For example, if a Christian we know and respect slanders someone, we may question whether slander is really so bad. Like masters of illusion, we tell ourselves that it is really not slander or that it is somehow justified. The Apostle Paul recognized the danger, which is why he tells us to have nothing to do with those claiming to be Christians but not acting accordingly. “But now I am writing to you that you must not associate with anyone who claims to be a brother or sister but is sexually immoral or greedy, an idolater or slanderer, a drunkard or swindler. Do not even eat with such people.” (1 Corinthians 5:11)
Paul’s counsel can present us with a dilemma when the person acting immorally is a personal friend. For example, if they are having an affair, should we drop them as a friend? Or what if they have an addiction or are pursuing some other idol in their life? There are Biblical principles about loving and caring for those in need, so simply not associating with them may not be the right thing to do. And frankly we all fall at times, and our critique of the sins of others can quickly lead us down a path of graceless judgments and self-righteousness.

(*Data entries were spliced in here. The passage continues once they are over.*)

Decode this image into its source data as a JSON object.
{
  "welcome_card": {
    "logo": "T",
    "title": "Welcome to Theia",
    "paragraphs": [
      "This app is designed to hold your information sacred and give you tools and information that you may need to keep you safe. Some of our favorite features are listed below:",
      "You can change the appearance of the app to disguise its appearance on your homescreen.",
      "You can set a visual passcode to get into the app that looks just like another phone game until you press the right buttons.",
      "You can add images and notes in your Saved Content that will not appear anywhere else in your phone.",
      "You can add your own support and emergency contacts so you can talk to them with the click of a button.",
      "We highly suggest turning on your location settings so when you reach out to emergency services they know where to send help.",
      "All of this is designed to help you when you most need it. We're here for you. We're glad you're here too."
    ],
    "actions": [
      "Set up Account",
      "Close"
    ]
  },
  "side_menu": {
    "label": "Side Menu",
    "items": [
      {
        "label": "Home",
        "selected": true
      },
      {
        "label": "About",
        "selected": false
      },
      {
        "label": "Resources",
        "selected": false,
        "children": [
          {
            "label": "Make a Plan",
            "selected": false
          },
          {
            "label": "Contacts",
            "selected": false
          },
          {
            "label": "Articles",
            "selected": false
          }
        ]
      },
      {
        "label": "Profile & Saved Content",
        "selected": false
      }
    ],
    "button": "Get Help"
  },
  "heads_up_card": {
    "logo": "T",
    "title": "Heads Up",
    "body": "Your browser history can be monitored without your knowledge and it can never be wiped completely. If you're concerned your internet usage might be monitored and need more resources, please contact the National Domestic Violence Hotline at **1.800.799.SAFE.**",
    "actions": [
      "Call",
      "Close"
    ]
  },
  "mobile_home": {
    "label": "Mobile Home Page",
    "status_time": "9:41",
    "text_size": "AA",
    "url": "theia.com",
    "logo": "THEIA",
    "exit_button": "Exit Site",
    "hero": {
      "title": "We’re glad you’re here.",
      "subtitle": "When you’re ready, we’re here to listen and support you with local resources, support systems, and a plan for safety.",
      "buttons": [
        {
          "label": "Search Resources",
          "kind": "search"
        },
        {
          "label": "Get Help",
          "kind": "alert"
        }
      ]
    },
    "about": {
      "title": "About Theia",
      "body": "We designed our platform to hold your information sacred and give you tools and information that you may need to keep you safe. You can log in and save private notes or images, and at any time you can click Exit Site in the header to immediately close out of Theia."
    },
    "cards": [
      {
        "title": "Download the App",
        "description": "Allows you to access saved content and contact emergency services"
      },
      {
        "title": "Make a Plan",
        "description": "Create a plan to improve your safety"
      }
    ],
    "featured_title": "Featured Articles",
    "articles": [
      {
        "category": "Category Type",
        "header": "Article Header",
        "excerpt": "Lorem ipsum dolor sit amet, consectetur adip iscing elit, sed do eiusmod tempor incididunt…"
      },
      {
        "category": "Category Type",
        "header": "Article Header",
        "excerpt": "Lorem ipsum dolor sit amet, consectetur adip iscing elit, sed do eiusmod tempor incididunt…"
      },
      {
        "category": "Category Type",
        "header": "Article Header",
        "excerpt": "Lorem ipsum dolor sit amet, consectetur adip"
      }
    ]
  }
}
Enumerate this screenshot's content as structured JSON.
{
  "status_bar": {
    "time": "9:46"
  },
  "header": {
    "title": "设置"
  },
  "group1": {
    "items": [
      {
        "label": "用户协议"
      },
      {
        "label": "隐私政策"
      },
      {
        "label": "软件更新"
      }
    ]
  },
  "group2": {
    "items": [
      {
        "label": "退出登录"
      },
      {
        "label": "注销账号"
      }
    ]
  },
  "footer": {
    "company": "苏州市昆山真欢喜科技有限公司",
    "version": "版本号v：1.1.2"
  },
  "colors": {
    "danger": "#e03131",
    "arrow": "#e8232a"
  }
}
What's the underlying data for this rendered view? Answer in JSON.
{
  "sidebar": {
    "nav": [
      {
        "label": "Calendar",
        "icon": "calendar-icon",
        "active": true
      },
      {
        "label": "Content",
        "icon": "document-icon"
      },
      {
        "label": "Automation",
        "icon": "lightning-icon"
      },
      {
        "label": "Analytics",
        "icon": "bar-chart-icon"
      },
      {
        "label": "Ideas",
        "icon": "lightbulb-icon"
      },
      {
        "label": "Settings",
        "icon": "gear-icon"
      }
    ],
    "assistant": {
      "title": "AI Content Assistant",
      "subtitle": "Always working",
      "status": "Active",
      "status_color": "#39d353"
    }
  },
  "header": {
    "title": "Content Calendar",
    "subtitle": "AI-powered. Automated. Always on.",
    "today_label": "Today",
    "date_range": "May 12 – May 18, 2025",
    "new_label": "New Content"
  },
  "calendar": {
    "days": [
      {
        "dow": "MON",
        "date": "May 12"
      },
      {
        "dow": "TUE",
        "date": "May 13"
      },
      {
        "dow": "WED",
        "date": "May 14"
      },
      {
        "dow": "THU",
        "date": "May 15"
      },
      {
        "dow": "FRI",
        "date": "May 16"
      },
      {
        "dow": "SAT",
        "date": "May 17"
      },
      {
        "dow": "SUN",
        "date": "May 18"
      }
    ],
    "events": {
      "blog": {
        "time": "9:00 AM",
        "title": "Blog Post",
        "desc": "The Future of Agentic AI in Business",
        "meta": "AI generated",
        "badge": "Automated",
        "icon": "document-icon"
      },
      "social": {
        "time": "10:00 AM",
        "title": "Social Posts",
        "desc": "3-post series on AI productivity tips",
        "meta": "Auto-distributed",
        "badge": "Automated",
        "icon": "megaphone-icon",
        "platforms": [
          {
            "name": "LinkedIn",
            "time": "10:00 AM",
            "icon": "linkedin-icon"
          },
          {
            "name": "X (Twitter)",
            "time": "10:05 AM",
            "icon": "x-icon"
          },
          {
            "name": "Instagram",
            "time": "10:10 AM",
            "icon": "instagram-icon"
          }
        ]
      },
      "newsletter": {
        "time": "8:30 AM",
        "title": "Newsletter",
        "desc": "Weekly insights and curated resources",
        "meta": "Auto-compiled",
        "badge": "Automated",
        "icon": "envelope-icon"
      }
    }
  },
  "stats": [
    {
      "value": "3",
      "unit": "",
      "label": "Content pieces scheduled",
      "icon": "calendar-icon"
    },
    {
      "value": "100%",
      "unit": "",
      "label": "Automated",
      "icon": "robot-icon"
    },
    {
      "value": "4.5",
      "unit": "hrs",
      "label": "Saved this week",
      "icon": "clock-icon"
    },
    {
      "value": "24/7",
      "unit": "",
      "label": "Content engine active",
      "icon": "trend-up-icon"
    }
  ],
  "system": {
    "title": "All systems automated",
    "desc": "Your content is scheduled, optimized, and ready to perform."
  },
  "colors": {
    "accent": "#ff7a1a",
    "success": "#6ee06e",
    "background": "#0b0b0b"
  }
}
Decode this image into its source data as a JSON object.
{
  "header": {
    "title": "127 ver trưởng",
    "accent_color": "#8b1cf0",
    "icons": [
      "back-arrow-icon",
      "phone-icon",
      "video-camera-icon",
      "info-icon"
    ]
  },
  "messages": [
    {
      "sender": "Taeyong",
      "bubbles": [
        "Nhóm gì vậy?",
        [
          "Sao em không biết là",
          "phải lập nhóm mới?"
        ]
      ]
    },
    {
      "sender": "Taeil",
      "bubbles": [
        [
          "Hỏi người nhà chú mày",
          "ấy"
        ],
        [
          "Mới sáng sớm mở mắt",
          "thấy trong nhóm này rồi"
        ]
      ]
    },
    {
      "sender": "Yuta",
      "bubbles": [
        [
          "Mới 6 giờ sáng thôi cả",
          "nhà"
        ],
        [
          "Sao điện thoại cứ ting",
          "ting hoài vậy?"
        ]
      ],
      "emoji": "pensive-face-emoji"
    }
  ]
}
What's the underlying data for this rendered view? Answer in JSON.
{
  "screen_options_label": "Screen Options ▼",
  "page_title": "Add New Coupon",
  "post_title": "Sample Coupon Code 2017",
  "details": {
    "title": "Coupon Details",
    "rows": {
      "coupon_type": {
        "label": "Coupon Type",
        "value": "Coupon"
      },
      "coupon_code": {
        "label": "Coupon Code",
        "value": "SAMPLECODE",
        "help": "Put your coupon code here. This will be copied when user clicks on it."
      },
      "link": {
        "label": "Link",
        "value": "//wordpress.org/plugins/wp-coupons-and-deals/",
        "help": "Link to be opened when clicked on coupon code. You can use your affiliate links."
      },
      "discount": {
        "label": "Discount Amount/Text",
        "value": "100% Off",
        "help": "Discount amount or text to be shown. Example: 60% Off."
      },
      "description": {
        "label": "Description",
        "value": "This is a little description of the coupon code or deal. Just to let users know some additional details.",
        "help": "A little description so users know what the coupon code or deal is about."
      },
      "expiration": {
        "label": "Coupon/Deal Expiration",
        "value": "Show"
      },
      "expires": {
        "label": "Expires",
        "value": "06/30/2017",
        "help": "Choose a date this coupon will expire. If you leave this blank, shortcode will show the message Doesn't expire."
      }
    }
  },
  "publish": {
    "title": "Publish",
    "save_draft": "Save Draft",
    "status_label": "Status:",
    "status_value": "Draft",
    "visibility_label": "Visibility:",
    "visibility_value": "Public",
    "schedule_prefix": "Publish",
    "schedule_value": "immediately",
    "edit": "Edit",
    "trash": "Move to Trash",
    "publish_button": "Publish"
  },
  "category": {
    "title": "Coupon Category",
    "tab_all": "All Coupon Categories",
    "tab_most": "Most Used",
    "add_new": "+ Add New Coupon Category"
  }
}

At the same time, I believe we can underestimate the danger of being around those who habitually sin because of the temptation to echo their behavior and similarly fall. Paul’s word to the Galatians reflects this dilemma, “Brothers and sisters, if someone is caught in a sin, you who live by the Spirit should restore that person gently. But watch yourselves, or you also may be tempted. Carry each other’s burdens, and in this way you will fulfill the law of Christ.” (Galatians 6:1-2)
The matter is somewhat different when the Christian who is acting immorally is in the public arena, such as the church, sports, politics, media, or entertainment. For when they act immorally, it is not just us who are in danger of echoing their behavior, but all who see them. Given that our ability to influence a public figure is usually minimal, our best course of action is to move beyond the sphere of his or her influence. We hear a lot these days about the need for role models because of how those in authority can influence others for good or ill. Jesus paid particular attention to this when he warned against causing people to go astray, and the particular punishment for those who do. “Woe to the world because of the things that cause people to stumble! Such things must come, but woe to the person through whom they come!” (Matthew 18:6-7)
Jesus, of course, never echoed evil. He never repaid evil for evil – never! Even on the cross, he did not revile his persecutors. In this he showed us the way. “To this you were called, because Christ suffered for you, leaving you an example, that you should follow in his steps. ‘He committed no sin, and no deceit was found in his mouth.’ When they hurled their insults at him, he did not retaliate; when he suffered, he made no threats. Instead, he entrusted himself to him who judges justly.” (1 Peter 2:21-23) Jesus is our model – we are not to echo evil and injustice, but we are to absorb it like the walls of an anechoic chamber soaks up sound. As we do this in increasing measure, we anticipate our destiny, which is “to become conformed to the image of his son.” (Romans 8:29)